[TASK OBJECTIVE]:
Pull each line holding "Layout" out of the entries below.

----- EXCERPTED DATA

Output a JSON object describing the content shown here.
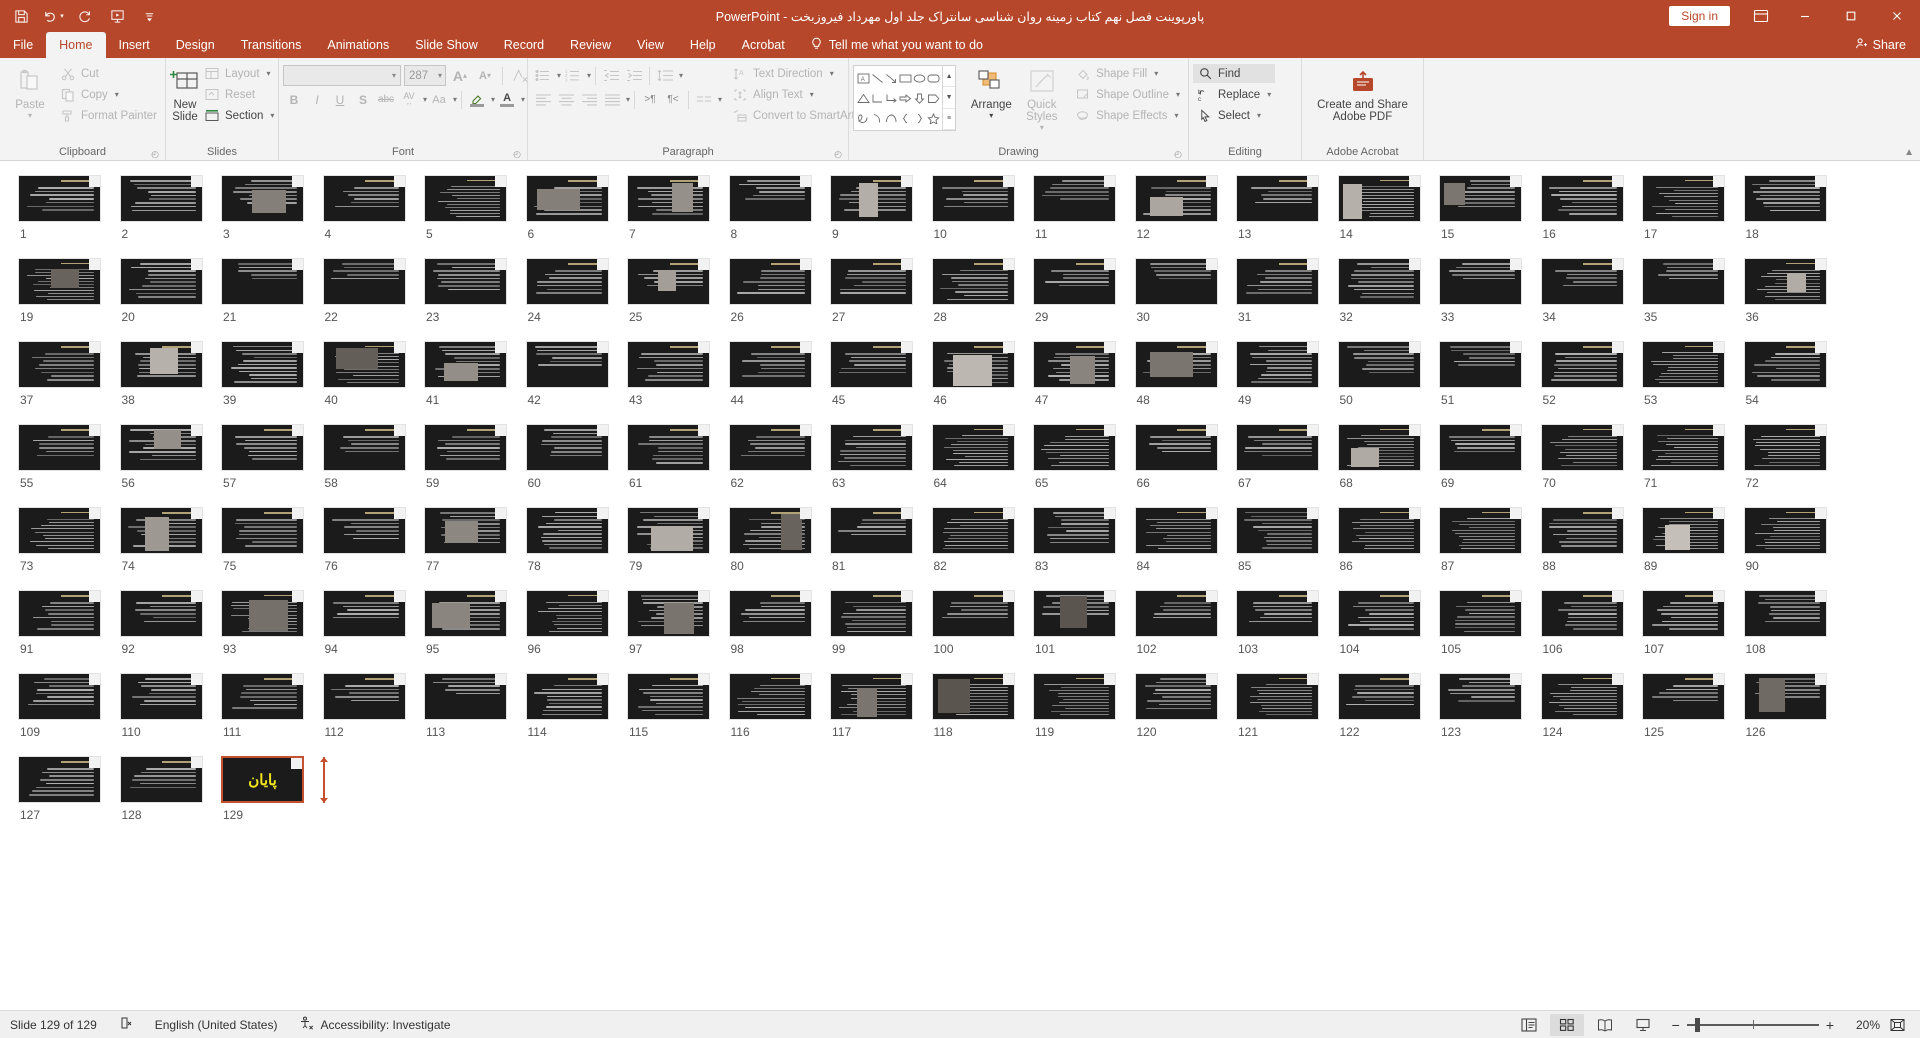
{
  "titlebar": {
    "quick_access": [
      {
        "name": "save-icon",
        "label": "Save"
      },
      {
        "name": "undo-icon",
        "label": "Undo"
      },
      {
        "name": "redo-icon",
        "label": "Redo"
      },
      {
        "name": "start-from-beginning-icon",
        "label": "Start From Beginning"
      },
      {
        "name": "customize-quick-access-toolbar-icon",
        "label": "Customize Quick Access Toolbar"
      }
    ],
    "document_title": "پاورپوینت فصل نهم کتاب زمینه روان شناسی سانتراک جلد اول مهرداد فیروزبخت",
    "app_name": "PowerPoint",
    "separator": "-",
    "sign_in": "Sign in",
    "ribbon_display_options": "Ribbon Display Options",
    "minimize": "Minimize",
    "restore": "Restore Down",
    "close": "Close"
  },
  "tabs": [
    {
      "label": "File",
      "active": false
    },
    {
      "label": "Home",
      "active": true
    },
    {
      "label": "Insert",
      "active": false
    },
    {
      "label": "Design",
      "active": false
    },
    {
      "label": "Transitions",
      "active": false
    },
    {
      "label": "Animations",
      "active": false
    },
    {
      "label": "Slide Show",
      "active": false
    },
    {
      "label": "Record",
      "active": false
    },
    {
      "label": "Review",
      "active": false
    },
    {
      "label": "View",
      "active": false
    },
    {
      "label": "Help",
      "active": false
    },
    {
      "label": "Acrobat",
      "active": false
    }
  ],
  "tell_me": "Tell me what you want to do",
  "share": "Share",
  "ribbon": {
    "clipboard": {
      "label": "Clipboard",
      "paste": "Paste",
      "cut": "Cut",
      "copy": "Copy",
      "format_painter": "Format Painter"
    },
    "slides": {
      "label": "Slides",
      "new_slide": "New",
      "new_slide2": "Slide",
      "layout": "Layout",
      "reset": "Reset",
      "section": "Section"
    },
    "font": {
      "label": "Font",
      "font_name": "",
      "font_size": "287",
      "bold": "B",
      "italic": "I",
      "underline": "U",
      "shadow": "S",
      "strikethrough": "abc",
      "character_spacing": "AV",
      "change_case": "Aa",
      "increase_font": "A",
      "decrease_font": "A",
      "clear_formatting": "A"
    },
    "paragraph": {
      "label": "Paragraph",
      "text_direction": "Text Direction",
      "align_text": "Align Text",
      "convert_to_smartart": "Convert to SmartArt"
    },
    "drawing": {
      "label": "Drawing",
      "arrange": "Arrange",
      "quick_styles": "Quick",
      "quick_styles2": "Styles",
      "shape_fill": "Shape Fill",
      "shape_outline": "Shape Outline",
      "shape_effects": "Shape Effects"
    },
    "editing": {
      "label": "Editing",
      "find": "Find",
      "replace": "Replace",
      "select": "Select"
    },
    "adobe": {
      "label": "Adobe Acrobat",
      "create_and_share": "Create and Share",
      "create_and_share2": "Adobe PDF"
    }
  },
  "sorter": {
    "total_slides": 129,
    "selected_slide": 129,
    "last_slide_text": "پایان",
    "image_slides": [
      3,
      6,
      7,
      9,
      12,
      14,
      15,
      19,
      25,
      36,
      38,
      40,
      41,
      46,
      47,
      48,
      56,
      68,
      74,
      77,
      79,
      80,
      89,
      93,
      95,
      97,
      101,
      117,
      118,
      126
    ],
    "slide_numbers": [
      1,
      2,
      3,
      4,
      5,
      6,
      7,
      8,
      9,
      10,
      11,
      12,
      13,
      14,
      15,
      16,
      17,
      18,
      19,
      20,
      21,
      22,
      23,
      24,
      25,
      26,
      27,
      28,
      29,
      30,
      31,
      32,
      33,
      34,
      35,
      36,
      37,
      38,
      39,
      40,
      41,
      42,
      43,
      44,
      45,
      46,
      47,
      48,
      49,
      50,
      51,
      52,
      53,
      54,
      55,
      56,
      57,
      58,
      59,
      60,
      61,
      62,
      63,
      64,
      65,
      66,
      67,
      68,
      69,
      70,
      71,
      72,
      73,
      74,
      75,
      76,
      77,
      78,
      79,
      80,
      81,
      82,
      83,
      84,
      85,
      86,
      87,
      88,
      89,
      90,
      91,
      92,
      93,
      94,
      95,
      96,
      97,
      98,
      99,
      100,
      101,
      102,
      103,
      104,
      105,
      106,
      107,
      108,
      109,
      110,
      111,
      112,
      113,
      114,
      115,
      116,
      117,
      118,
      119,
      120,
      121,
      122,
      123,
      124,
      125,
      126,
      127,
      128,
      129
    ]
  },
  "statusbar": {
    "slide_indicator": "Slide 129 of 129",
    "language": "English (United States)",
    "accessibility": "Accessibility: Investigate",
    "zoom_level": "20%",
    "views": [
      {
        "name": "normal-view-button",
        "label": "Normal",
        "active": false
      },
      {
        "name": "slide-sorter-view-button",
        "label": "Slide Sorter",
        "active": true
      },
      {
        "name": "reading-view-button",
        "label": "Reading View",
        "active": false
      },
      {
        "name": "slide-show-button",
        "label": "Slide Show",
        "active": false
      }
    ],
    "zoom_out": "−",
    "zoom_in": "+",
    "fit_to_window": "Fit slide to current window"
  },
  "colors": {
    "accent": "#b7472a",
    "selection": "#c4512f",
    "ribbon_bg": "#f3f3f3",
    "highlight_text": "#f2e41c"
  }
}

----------
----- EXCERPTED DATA

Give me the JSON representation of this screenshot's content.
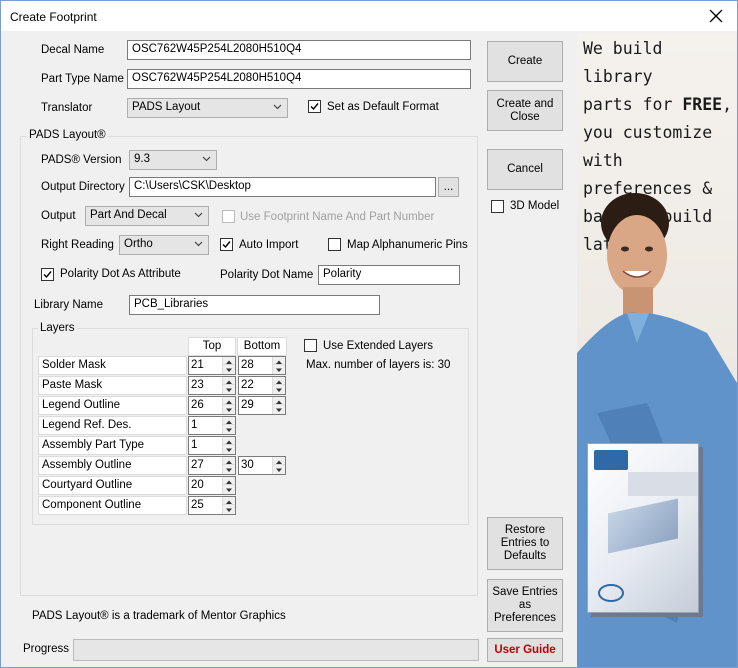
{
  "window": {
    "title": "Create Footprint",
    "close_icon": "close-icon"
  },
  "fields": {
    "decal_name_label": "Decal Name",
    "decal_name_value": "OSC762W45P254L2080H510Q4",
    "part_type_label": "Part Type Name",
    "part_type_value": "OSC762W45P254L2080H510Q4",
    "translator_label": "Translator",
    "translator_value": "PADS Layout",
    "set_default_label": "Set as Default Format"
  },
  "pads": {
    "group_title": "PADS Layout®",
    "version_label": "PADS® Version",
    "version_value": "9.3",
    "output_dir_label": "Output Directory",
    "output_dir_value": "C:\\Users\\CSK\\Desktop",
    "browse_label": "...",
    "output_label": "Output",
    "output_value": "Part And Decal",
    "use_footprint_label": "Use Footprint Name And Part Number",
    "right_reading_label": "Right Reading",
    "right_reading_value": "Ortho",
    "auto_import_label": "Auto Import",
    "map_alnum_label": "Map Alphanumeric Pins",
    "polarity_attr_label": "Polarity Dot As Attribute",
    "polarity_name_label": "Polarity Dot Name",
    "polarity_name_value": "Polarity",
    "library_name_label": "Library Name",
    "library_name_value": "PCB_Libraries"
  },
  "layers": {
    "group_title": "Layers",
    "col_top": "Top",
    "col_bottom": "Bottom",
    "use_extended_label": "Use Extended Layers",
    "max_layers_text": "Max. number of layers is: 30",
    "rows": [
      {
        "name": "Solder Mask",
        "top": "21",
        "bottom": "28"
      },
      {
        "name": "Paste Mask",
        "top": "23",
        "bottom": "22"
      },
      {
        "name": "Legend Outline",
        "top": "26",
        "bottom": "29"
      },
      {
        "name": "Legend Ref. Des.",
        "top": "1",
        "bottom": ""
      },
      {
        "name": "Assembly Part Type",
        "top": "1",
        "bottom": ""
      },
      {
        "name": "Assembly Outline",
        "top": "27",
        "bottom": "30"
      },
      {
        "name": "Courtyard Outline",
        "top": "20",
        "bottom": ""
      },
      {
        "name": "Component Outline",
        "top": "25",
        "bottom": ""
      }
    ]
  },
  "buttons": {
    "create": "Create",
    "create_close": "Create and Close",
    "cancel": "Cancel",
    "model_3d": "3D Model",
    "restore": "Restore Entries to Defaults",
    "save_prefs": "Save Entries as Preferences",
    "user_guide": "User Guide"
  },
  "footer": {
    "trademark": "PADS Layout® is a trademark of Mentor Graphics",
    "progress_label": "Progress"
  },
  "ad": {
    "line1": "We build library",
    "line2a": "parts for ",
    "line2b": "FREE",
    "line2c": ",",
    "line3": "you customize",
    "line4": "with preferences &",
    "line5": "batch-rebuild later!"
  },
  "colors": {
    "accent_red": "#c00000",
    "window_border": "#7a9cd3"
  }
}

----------
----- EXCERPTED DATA

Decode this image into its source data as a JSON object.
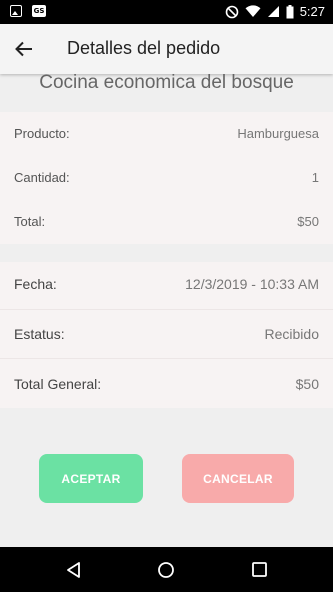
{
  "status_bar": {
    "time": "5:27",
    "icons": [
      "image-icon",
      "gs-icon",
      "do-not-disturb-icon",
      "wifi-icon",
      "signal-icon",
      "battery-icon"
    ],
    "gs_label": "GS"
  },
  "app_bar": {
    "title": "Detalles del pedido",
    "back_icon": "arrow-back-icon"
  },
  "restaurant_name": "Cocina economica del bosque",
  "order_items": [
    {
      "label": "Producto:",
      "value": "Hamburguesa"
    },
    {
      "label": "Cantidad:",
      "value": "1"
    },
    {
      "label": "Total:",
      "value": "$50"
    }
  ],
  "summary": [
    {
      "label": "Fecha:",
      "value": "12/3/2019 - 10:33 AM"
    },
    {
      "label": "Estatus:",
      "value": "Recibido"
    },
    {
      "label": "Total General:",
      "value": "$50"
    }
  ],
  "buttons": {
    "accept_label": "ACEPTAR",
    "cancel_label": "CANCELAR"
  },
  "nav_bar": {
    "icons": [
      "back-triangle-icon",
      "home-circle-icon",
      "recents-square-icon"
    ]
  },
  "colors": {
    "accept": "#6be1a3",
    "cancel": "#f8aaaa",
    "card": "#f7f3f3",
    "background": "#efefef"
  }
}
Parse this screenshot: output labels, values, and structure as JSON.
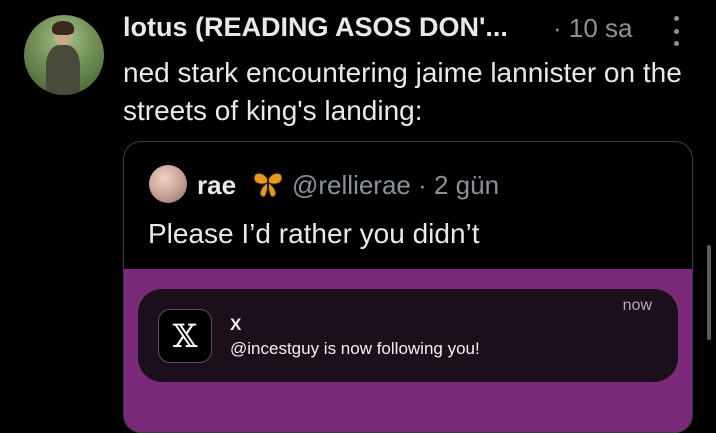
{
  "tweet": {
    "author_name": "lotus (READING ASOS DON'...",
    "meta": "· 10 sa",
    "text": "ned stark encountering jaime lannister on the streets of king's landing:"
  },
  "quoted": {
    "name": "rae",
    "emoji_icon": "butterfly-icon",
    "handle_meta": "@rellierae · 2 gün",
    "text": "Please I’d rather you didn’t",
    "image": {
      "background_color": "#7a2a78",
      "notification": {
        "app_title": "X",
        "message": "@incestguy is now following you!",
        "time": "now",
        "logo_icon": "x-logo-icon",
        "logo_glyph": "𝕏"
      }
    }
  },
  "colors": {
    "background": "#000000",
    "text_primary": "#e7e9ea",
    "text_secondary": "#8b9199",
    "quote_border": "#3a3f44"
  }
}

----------

[RESPONSE]:
      "layout": "Layout",
    "translator_value": "PADS Layout",
    "group_title": "PADS Layout®",
    "trademark": "PADS Layout® is a trademark of Mentor Graphics",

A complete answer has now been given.